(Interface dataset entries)
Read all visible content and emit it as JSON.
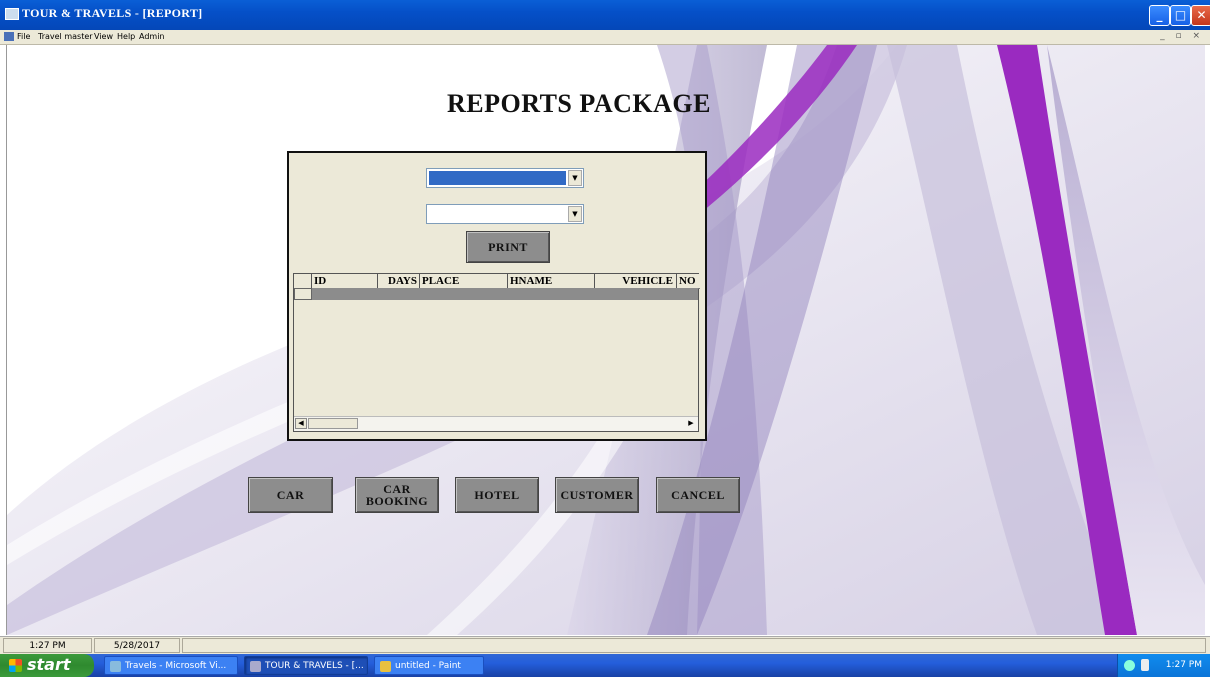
{
  "window": {
    "title": "TOUR & TRAVELS - [REPORT]",
    "controls": {
      "minimize": "_",
      "maximize": "□",
      "close": "✕"
    }
  },
  "menu": {
    "items": [
      "File",
      "Travel master",
      "View",
      "Help",
      "Admin"
    ],
    "mdi_controls": "_ ▫ ×"
  },
  "report": {
    "heading": "REPORTS PACKAGE",
    "combo1": {
      "value": "",
      "highlighted": true
    },
    "combo2": {
      "value": ""
    },
    "print_label": "PRINT",
    "grid": {
      "columns": [
        "ID",
        "DAYS",
        "PLACE",
        "HNAME",
        "VEHICLE",
        "NO"
      ],
      "rows": []
    }
  },
  "nav_buttons": {
    "car": "CAR",
    "car_booking": "CAR\nBOOKING",
    "hotel": "HOTEL",
    "customer": "CUSTOMER",
    "cancel": "CANCEL"
  },
  "statusbar": {
    "time": "1:27 PM",
    "date": "5/28/2017",
    "message": ""
  },
  "taskbar": {
    "start_label": "start",
    "tasks": [
      "Travels - Microsoft Vi...",
      "TOUR & TRAVELS - [...",
      "untitled - Paint"
    ],
    "active_task": 1,
    "clock": "1:27 PM"
  },
  "colors": {
    "titlebar": "#0550c8",
    "button_face": "#8d8d8d",
    "form_face": "#ece9d8",
    "accent_purple": "#9a2ac0"
  }
}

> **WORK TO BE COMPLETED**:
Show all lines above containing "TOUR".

> **ANSWER AREA**:
    "title": "TOUR & TRAVELS - [REPORT]",
      "TOUR & TRAVELS - [...",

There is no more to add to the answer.